**Problem statement:** In the entries below, count each line holding the word "幸运大转盘". Answer with the total alone.
*** Supplied data Section Begins ***
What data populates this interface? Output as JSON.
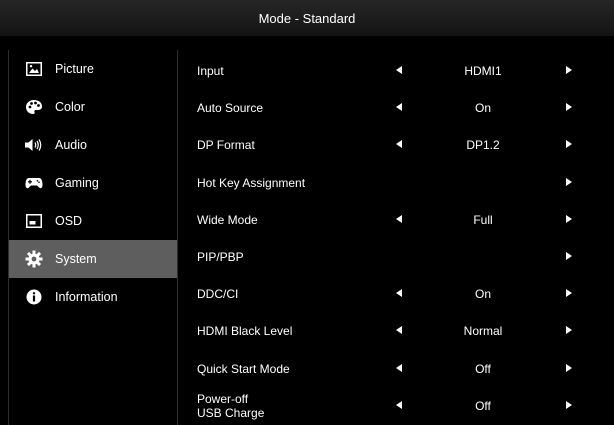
{
  "header": {
    "title": "Mode - Standard"
  },
  "sidebar": {
    "items": [
      {
        "label": "Picture",
        "icon": "picture-icon",
        "selected": false
      },
      {
        "label": "Color",
        "icon": "palette-icon",
        "selected": false
      },
      {
        "label": "Audio",
        "icon": "speaker-icon",
        "selected": false
      },
      {
        "label": "Gaming",
        "icon": "gamepad-icon",
        "selected": false
      },
      {
        "label": "OSD",
        "icon": "osd-icon",
        "selected": false
      },
      {
        "label": "System",
        "icon": "gear-icon",
        "selected": true
      },
      {
        "label": "Information",
        "icon": "info-icon",
        "selected": false
      }
    ]
  },
  "settings": {
    "rows": [
      {
        "label": "Input",
        "value": "HDMI1",
        "left_arrow": true,
        "right_arrow": true
      },
      {
        "label": "Auto Source",
        "value": "On",
        "left_arrow": true,
        "right_arrow": true
      },
      {
        "label": "DP Format",
        "value": "DP1.2",
        "left_arrow": true,
        "right_arrow": true
      },
      {
        "label": "Hot Key Assignment",
        "value": "",
        "left_arrow": false,
        "right_arrow": true
      },
      {
        "label": "Wide Mode",
        "value": "Full",
        "left_arrow": true,
        "right_arrow": true
      },
      {
        "label": "PIP/PBP",
        "value": "",
        "left_arrow": false,
        "right_arrow": true
      },
      {
        "label": "DDC/CI",
        "value": "On",
        "left_arrow": true,
        "right_arrow": true
      },
      {
        "label": "HDMI Black Level",
        "value": "Normal",
        "left_arrow": true,
        "right_arrow": true
      },
      {
        "label": "Quick Start Mode",
        "value": "Off",
        "left_arrow": true,
        "right_arrow": true
      },
      {
        "label": "Power-off\nUSB Charge",
        "value": "Off",
        "left_arrow": true,
        "right_arrow": true
      }
    ]
  },
  "colors": {
    "background": "#000000",
    "header_band": "#1c1c1c",
    "selected_item": "#5e5e5e",
    "text": "#ffffff"
  }
}
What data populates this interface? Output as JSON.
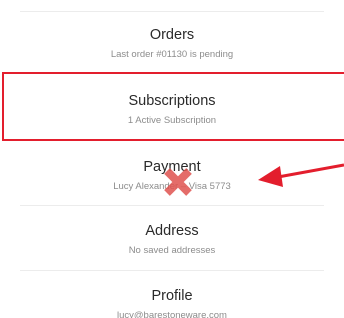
{
  "menu": {
    "orders": {
      "title": "Orders",
      "subtitle": "Last order #01130 is pending"
    },
    "subscriptions": {
      "title": "Subscriptions",
      "subtitle": "1 Active Subscription"
    },
    "payment": {
      "title": "Payment",
      "subtitle": "Lucy Alexander – Visa 5773"
    },
    "address": {
      "title": "Address",
      "subtitle": "No saved addresses"
    },
    "profile": {
      "title": "Profile",
      "subtitle": "lucy@barestoneware.com"
    }
  },
  "annotations": {
    "highlight_color": "#e31e2d",
    "cross_color": "#e0534f",
    "arrow_color": "#e31e2d",
    "highlight_target": "subscriptions",
    "crossed_target": "payment",
    "arrow_target": "payment"
  }
}
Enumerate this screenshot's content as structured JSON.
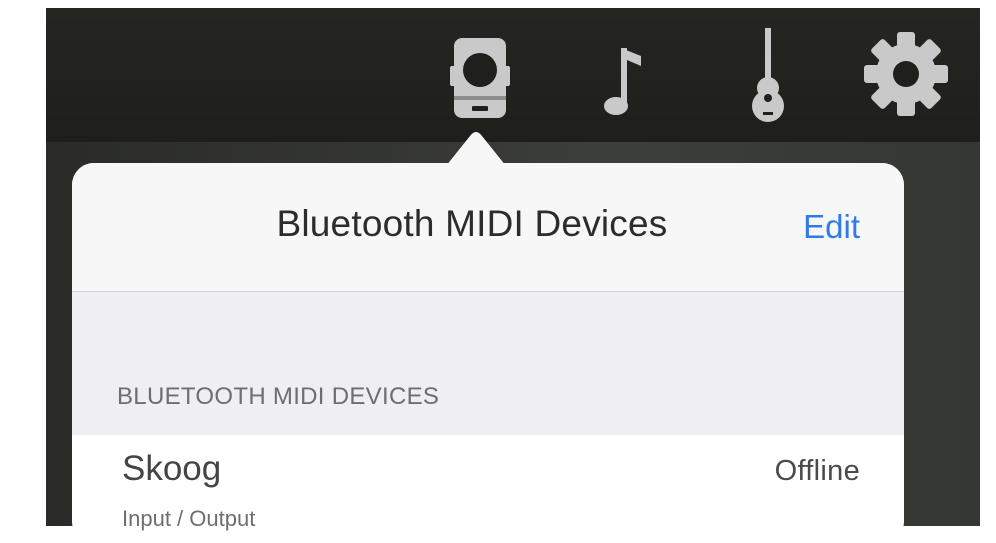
{
  "toolbar": {
    "icons": [
      "midi-device-icon",
      "music-note-icon",
      "guitar-icon",
      "gear-icon"
    ]
  },
  "popover": {
    "title": "Bluetooth MIDI Devices",
    "edit_label": "Edit",
    "section_header": "BLUETOOTH MIDI DEVICES",
    "devices": [
      {
        "name": "Skoog",
        "status": "Offline",
        "mode": "Input / Output"
      }
    ]
  },
  "colors": {
    "toolbar": "#1f201c",
    "accent": "#2f7ce8",
    "icon": "#c9c9c9"
  }
}
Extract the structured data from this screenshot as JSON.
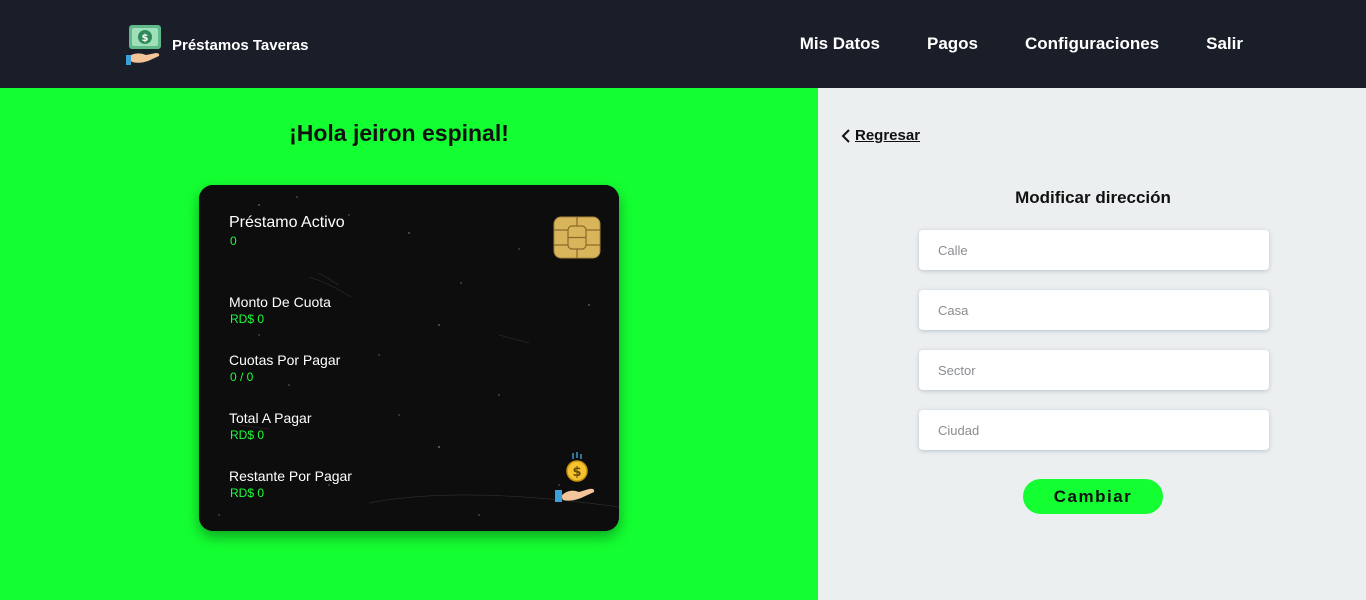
{
  "brand": {
    "name": "Préstamos Taveras",
    "logo_icon": "money-hand-icon"
  },
  "nav": {
    "items": [
      "Mis Datos",
      "Pagos",
      "Configuraciones",
      "Salir"
    ]
  },
  "greeting": "¡Hola jeiron espinal!",
  "card": {
    "items": [
      {
        "label": "Préstamo Activo",
        "value": "0"
      },
      {
        "label": "Monto De Cuota",
        "value": "RD$ 0"
      },
      {
        "label": "Cuotas Por Pagar",
        "value": "0 / 0"
      },
      {
        "label": "Total A Pagar",
        "value": "RD$ 0"
      },
      {
        "label": "Restante Por Pagar",
        "value": "RD$ 0"
      }
    ],
    "chip_icon": "card-chip-icon",
    "payment_icon": "coin-hand-icon"
  },
  "form": {
    "back_label": "Regresar",
    "title": "Modificar dirección",
    "fields": [
      {
        "placeholder": "Calle",
        "value": ""
      },
      {
        "placeholder": "Casa",
        "value": ""
      },
      {
        "placeholder": "Sector",
        "value": ""
      },
      {
        "placeholder": "Ciudad",
        "value": ""
      }
    ],
    "submit_label": "Cambiar"
  },
  "colors": {
    "navbar": "#1a1e28",
    "accent_green": "#14ff32",
    "card_bg": "#0d0d0e",
    "card_value": "#1aff3a",
    "form_bg": "#eceff0"
  }
}
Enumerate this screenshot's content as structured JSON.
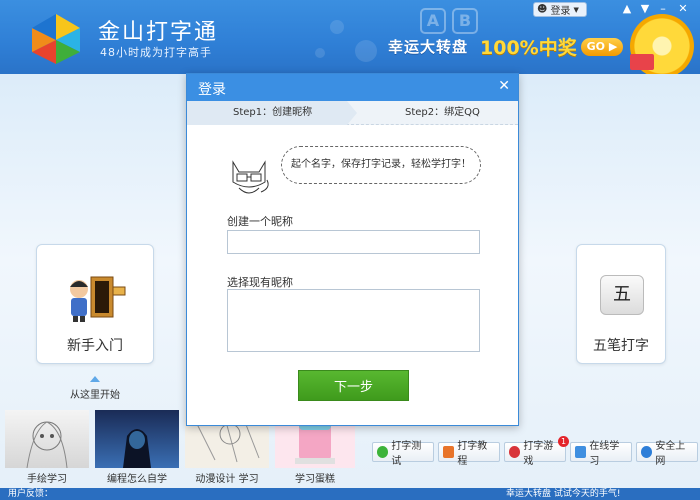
{
  "header": {
    "app_title": "金山打字通",
    "app_subtitle": "48小时成为打字高手",
    "login_label": "登录",
    "promo_text": "幸运大转盘",
    "promo_percent": "100%中奖",
    "promo_button": "GO"
  },
  "main": {
    "card_left_label": "新手入门",
    "card_right_label": "五笔打字",
    "card_right_key": "五",
    "start_hint": "从这里开始",
    "thumbnails": [
      {
        "label": "手绘学习"
      },
      {
        "label": "编程怎么自学"
      },
      {
        "label": "动漫设计 学习"
      },
      {
        "label": "学习蛋糕"
      }
    ],
    "tools": [
      {
        "label": "打字测试"
      },
      {
        "label": "打字教程"
      },
      {
        "label": "打字游戏"
      },
      {
        "label": "在线学习"
      },
      {
        "label": "安全上网"
      }
    ],
    "games_badge": "1"
  },
  "footer": {
    "feedback": "用户反馈：",
    "ticker": "幸运大转盘 试试今天的手气!"
  },
  "dialog": {
    "title": "登录",
    "step1": "Step1：创建昵称",
    "step2": "Step2：绑定QQ",
    "speech": "起个名字，保存打字记录，轻松学打字！",
    "create_label": "创建一个昵称",
    "create_value": "",
    "select_label": "选择现有昵称",
    "next_button": "下一步"
  },
  "colors": {
    "header_blue": "#2f7fd6",
    "dialog_title_blue": "#3b8fe3",
    "next_green": "#4aa824",
    "promo_yellow": "#ffd93a"
  }
}
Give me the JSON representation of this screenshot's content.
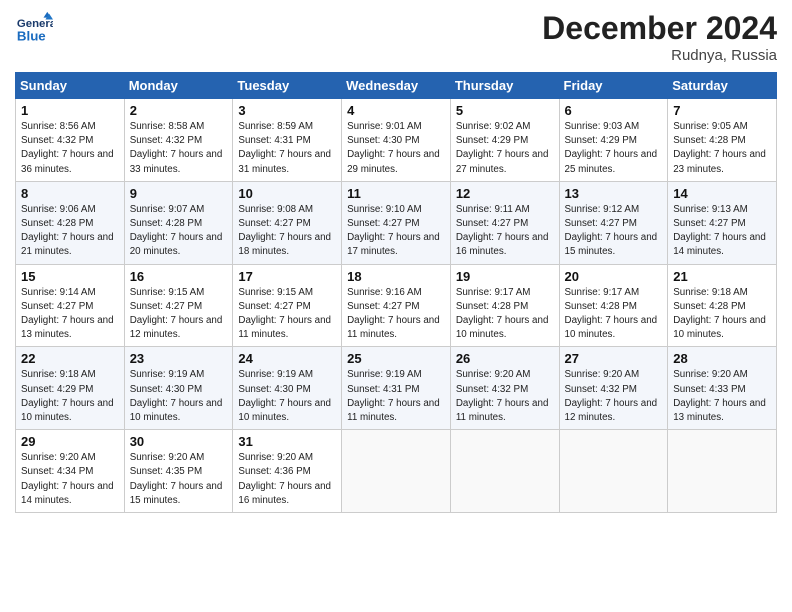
{
  "header": {
    "logo_general": "General",
    "logo_blue": "Blue",
    "month_title": "December 2024",
    "location": "Rudnya, Russia"
  },
  "weekdays": [
    "Sunday",
    "Monday",
    "Tuesday",
    "Wednesday",
    "Thursday",
    "Friday",
    "Saturday"
  ],
  "weeks": [
    [
      {
        "day": "1",
        "sunrise": "8:56 AM",
        "sunset": "4:32 PM",
        "daylight": "7 hours and 36 minutes."
      },
      {
        "day": "2",
        "sunrise": "8:58 AM",
        "sunset": "4:32 PM",
        "daylight": "7 hours and 33 minutes."
      },
      {
        "day": "3",
        "sunrise": "8:59 AM",
        "sunset": "4:31 PM",
        "daylight": "7 hours and 31 minutes."
      },
      {
        "day": "4",
        "sunrise": "9:01 AM",
        "sunset": "4:30 PM",
        "daylight": "7 hours and 29 minutes."
      },
      {
        "day": "5",
        "sunrise": "9:02 AM",
        "sunset": "4:29 PM",
        "daylight": "7 hours and 27 minutes."
      },
      {
        "day": "6",
        "sunrise": "9:03 AM",
        "sunset": "4:29 PM",
        "daylight": "7 hours and 25 minutes."
      },
      {
        "day": "7",
        "sunrise": "9:05 AM",
        "sunset": "4:28 PM",
        "daylight": "7 hours and 23 minutes."
      }
    ],
    [
      {
        "day": "8",
        "sunrise": "9:06 AM",
        "sunset": "4:28 PM",
        "daylight": "7 hours and 21 minutes."
      },
      {
        "day": "9",
        "sunrise": "9:07 AM",
        "sunset": "4:28 PM",
        "daylight": "7 hours and 20 minutes."
      },
      {
        "day": "10",
        "sunrise": "9:08 AM",
        "sunset": "4:27 PM",
        "daylight": "7 hours and 18 minutes."
      },
      {
        "day": "11",
        "sunrise": "9:10 AM",
        "sunset": "4:27 PM",
        "daylight": "7 hours and 17 minutes."
      },
      {
        "day": "12",
        "sunrise": "9:11 AM",
        "sunset": "4:27 PM",
        "daylight": "7 hours and 16 minutes."
      },
      {
        "day": "13",
        "sunrise": "9:12 AM",
        "sunset": "4:27 PM",
        "daylight": "7 hours and 15 minutes."
      },
      {
        "day": "14",
        "sunrise": "9:13 AM",
        "sunset": "4:27 PM",
        "daylight": "7 hours and 14 minutes."
      }
    ],
    [
      {
        "day": "15",
        "sunrise": "9:14 AM",
        "sunset": "4:27 PM",
        "daylight": "7 hours and 13 minutes."
      },
      {
        "day": "16",
        "sunrise": "9:15 AM",
        "sunset": "4:27 PM",
        "daylight": "7 hours and 12 minutes."
      },
      {
        "day": "17",
        "sunrise": "9:15 AM",
        "sunset": "4:27 PM",
        "daylight": "7 hours and 11 minutes."
      },
      {
        "day": "18",
        "sunrise": "9:16 AM",
        "sunset": "4:27 PM",
        "daylight": "7 hours and 11 minutes."
      },
      {
        "day": "19",
        "sunrise": "9:17 AM",
        "sunset": "4:28 PM",
        "daylight": "7 hours and 10 minutes."
      },
      {
        "day": "20",
        "sunrise": "9:17 AM",
        "sunset": "4:28 PM",
        "daylight": "7 hours and 10 minutes."
      },
      {
        "day": "21",
        "sunrise": "9:18 AM",
        "sunset": "4:28 PM",
        "daylight": "7 hours and 10 minutes."
      }
    ],
    [
      {
        "day": "22",
        "sunrise": "9:18 AM",
        "sunset": "4:29 PM",
        "daylight": "7 hours and 10 minutes."
      },
      {
        "day": "23",
        "sunrise": "9:19 AM",
        "sunset": "4:30 PM",
        "daylight": "7 hours and 10 minutes."
      },
      {
        "day": "24",
        "sunrise": "9:19 AM",
        "sunset": "4:30 PM",
        "daylight": "7 hours and 10 minutes."
      },
      {
        "day": "25",
        "sunrise": "9:19 AM",
        "sunset": "4:31 PM",
        "daylight": "7 hours and 11 minutes."
      },
      {
        "day": "26",
        "sunrise": "9:20 AM",
        "sunset": "4:32 PM",
        "daylight": "7 hours and 11 minutes."
      },
      {
        "day": "27",
        "sunrise": "9:20 AM",
        "sunset": "4:32 PM",
        "daylight": "7 hours and 12 minutes."
      },
      {
        "day": "28",
        "sunrise": "9:20 AM",
        "sunset": "4:33 PM",
        "daylight": "7 hours and 13 minutes."
      }
    ],
    [
      {
        "day": "29",
        "sunrise": "9:20 AM",
        "sunset": "4:34 PM",
        "daylight": "7 hours and 14 minutes."
      },
      {
        "day": "30",
        "sunrise": "9:20 AM",
        "sunset": "4:35 PM",
        "daylight": "7 hours and 15 minutes."
      },
      {
        "day": "31",
        "sunrise": "9:20 AM",
        "sunset": "4:36 PM",
        "daylight": "7 hours and 16 minutes."
      },
      null,
      null,
      null,
      null
    ]
  ]
}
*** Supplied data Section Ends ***
**Exercise output:** 2